What is a Common Money Market Rate?

Money market accounts, which are basically special, higher-interest accounts, make money for you by placing your money into the exciting, fast-paced world of daily banking transactions.


When you place some or all of your hard-earned cash into a money market account – the amount is up to you, and what kind of a minimum balance a bank requires – you are going to earn a higher interest rate than you would on a plain old savings account. That’s some good news you can use, right? Who doesn’t want to maximize their earnings, and build a better and stronger financial future? The interest rate you’ll be getting on your money market account is tied to daily, ever-fluctuating rates that are determined by a variety of interesting economic and financial factors. The money rates you’re looking at will come from broker call loans, federal funds rate, treasury bill rates on 3- and 6-month items, rates on bankers’ acceptances, and such exotic things as “Eurodollar time deposits.” There are many other financial indices that contribute to the creation of a money market rate, but these are just a few of the biggest players in that game.

In addition, money market accounts are insured by the FDIC. That way, you won’t go bust if your bank does.

The money market rate changes a lot, and different banks will offer different rates, so be sure to check the financial section of your newspaper or favorite websites to find out what the current financial picture looks like. In addition, different banks have different requirements concerning their money market accounts.
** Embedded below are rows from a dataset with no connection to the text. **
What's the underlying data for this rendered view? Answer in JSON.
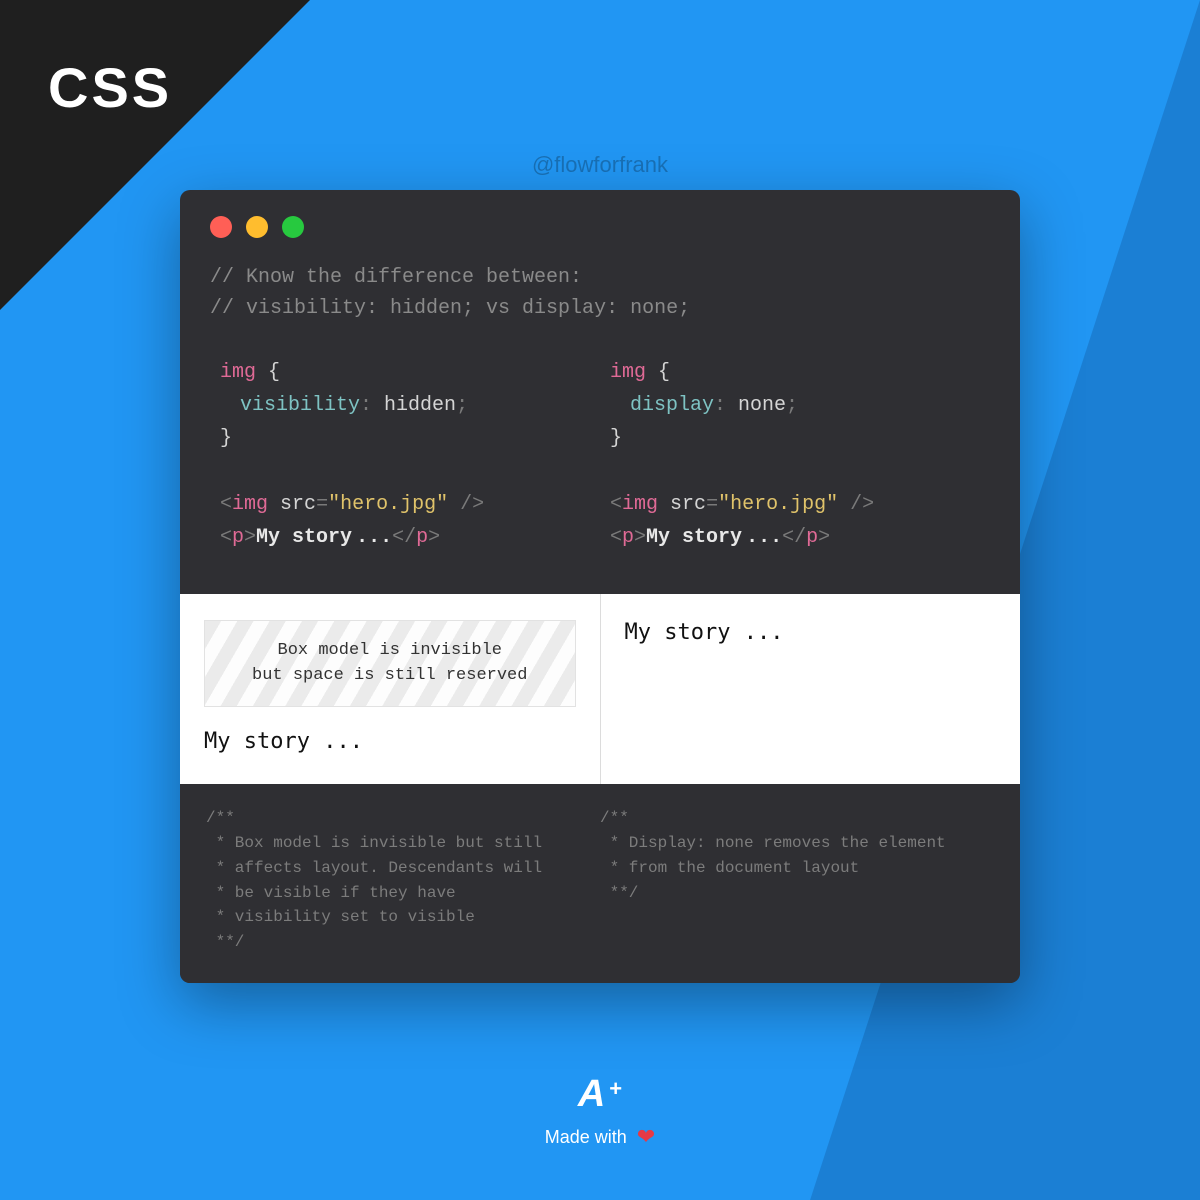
{
  "corner": {
    "label": "CSS"
  },
  "handle": "@flowforfrank",
  "comments": [
    "// Know the difference between:",
    "// visibility: hidden; vs display: none;"
  ],
  "code": {
    "open_brace": "{",
    "close_brace": "}",
    "colon_sp": ": ",
    "semicolon": ";",
    "lt": "<",
    "gt": ">",
    "lts": "</",
    "eq": "=",
    "selfclose": "/>",
    "img_tag": "img",
    "p_tag": "p",
    "src_attr": "src",
    "hero": "\"hero.jpg\"",
    "story_text": "My story ...",
    "left": {
      "selector": "img",
      "prop": "visibility",
      "val": "hidden"
    },
    "right": {
      "selector": "img",
      "prop": "display",
      "val": "none"
    }
  },
  "demo": {
    "placeholder": [
      "Box model is invisible",
      "but space is still reserved"
    ],
    "story": "My story ..."
  },
  "footnotes": {
    "left": "/**\n * Box model is invisible but still\n * affects layout. Descendants will\n * be visible if they have\n * visibility set to visible\n **/",
    "right": "/**\n * Display: none removes the element\n * from the document layout\n **/"
  },
  "footer": {
    "logo_a": "A",
    "logo_plus": "+",
    "made": "Made with",
    "heart": "❤"
  }
}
Some require a very high daily balance in order to qualify for the best interest rates. Others don’t, but may have disturbing details hidden in their fine print.
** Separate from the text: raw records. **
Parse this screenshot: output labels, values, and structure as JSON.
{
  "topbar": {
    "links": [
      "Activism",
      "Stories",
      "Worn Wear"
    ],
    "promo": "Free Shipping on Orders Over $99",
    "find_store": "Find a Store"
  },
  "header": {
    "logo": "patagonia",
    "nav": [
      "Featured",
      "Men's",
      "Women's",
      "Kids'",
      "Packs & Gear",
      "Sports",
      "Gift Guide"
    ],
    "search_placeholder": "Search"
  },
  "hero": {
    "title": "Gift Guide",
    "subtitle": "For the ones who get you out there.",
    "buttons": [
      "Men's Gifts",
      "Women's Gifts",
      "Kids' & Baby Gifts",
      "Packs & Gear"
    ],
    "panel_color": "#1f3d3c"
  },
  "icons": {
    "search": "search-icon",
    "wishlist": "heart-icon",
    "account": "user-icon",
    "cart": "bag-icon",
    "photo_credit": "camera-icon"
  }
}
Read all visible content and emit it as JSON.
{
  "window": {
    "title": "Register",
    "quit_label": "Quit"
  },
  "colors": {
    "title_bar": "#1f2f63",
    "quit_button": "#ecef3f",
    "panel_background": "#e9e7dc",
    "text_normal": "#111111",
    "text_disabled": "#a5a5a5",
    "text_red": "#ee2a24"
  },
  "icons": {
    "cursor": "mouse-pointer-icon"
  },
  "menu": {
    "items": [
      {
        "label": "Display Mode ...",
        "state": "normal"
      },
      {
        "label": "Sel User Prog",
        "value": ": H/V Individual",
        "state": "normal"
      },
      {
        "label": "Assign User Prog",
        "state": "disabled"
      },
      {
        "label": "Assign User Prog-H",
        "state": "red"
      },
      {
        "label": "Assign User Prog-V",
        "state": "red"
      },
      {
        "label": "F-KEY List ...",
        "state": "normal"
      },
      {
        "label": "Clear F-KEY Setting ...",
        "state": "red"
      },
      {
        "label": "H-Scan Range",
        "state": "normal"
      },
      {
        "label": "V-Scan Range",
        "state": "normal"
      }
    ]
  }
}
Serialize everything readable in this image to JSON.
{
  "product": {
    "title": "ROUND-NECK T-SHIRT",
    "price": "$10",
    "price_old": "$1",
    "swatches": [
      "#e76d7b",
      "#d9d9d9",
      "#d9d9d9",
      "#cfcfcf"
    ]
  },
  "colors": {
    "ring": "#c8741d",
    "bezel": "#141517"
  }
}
Before you put your money into a money market account, be sure to sit down with a qualified financial services expert and go over all your options and all your many, many questions. Your qualified financial services expert should help you understand all the ins and outs of your money market account, including rates. After all, it’s your money, and you deserve to know.